Worker productivity continues to be at all-time highs, while wages for working families remain stagnant.
Don’t you think it is far past time for working people to take a stand? At what point do we say enough is enough? How much wealth does one CEO actually need? Our right to form unions is being stripped away almost daily. Unions may very well be the only thing left that can possibly slow down this winner-take-all pay system, in which executives take the greatest share of compensation leaving others to fight over their scraps.
We the people have the power through organizing unions in the workplace to better our lives. If union density in the United States was at even 50 percent these outrageous salaries and perks these CEOs receive would greatly diminish, thus putting more money into the pockets of those workers who truly deserve better.
We can stand, by allowing corporate greed to soar year after year, or we can stand together and organize at the workplace. Our future is in our own hands. For the AFL-CIO complete Paywatch report visit www.AFLCIO.Org.
The AFL-CIO’s calculation of the average CEO compensation is based on the AFL-CIO’s analysis of 498 companies in the S & P 500 Index with available pay data as of June 2020. The average CEO-to-worker pay ratio of S & P 500 companies is calculated as the arithmetic mean of the company disclosed pay ratios.

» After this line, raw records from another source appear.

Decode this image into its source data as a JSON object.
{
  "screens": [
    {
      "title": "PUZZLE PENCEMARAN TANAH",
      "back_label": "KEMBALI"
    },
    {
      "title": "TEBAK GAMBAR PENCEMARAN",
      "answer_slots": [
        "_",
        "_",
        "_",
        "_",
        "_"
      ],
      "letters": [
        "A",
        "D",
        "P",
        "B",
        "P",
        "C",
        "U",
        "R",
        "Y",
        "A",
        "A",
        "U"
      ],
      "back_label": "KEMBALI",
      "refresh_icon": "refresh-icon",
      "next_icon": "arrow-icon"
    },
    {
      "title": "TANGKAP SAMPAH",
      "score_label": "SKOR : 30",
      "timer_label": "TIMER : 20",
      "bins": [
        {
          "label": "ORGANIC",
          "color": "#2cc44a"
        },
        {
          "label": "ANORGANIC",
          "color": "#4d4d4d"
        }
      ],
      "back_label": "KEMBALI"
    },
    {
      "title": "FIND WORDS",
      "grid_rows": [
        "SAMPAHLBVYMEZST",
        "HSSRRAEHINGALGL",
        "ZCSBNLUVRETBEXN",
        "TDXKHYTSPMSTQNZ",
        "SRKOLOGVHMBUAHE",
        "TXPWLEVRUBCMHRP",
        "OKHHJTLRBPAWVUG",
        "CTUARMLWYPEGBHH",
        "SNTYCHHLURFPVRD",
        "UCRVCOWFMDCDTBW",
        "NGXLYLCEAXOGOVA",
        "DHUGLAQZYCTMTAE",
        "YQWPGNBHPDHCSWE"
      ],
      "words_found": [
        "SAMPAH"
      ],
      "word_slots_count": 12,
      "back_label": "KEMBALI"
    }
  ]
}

Rick Moyle is executive director of the Hawkeye Area Labor Council, AFL-CIO.